The firm conducted a face-to-face survey with 1,461 Iraqi adults asking a simple question, How many members of your household, if any, have died as a result of the conflict in Iraq since 2003? The results are astounding. According to ORB, a quarter of Iraqi households have lost at least one member as a result of violence since the war began in March 2003. Given that Iraq, according to the census of 2005, contains 4,050,597, an ORB press release states, this [sic] data suggests a total of 1,220,580 deaths between the invasion and August 2007. These data help confirm the most recent and most expansive epidemiological study of Iraq war mortality published in the Lancet last year which estimated between 392,979 and 942,636 civilian dead as of July 2006. If ORB is correct, then in the grim calculus of mass murder, we could say that the American occupation of Iraq is equivalent to approximately one and a half Rwandan genocides, or about four reigns of the Ugandan dictator Idi Amin.

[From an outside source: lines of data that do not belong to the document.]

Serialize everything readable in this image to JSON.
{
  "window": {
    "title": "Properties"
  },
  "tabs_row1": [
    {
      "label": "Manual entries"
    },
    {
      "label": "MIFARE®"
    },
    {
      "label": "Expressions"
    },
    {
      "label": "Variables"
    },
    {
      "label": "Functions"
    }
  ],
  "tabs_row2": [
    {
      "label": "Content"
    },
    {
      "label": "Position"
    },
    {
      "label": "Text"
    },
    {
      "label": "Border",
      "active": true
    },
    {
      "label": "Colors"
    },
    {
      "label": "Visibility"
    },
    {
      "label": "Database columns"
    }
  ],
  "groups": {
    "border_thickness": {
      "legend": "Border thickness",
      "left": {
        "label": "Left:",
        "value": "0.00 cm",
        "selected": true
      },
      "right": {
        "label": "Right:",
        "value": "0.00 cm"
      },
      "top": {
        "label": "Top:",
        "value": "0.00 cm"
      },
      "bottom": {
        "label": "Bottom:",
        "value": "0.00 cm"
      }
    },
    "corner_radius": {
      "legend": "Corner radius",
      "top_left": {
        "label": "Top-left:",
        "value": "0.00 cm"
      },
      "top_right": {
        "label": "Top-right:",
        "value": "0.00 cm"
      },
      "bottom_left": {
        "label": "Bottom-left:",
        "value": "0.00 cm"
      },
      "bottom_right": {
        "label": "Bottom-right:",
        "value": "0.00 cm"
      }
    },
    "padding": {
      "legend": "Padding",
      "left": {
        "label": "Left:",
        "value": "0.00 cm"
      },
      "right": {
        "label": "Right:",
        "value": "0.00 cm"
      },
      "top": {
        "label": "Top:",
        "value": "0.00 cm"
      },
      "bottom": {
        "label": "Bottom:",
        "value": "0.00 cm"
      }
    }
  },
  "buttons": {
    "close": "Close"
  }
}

Normally, I would call that last sentence despicable. To reduce the cataclysmic slaughter of millions to a mere yardstick of human suffering is an appalling gesture indeed. I mention it only to illustrate the chasm between the way most of us in the U.S. (including many on the left) expect our government to behave and the actual results of American military force. Most of us believe that our countrys democratic and humanitarian rhetoric translate into a concern for limiting the collateral damage which results in any armed conflict. Further, weve been convinced that somehow the technological superiority of our military gives our soldiers a lethal precision which makes this goal easier to achieve. Thats certainly what I thought prior to the wars in Iraq and Afghanistan. But the ORB survey and the two longitudinal mortality studies published in the Lancet paint another, more accurate picture of modern American warfare. Our technological edge doesnt make our murder more precise, just more efficient. Our humanist rhetoric does not impel us to do good;

but is a convenient ideology by which we justify our iniquity to the world and perhaps more importantly to ourselves.

This, and not the Petraeus Report, is the real reason why the ORB poll and the Lancet surveys before it have received such little media attention in this country. We are too shocked by the brutality of our adventures to own up to their true costs. It is, unfortunately, a moral imperative that we do. Che Guevara once predicted that the United States and the international capitalist system it spearheaded would be brought to their knees by two, three, many Vietnams. This global proliferation of guerrilla war never appeared with the intensity that Guevara
hoped for, but in a way his prophecy came true. Unless we recognize the human catastrophe of U.S. imperialism, we doom ourselves and the rest of the world to more and more Vietnams, more and more Iraqs, more and more senseless carnage. Only after we come face to face with the reality of our governments actions can we begin to build an America and a world in which Vietnams and Iraqs are only memories and never divinations.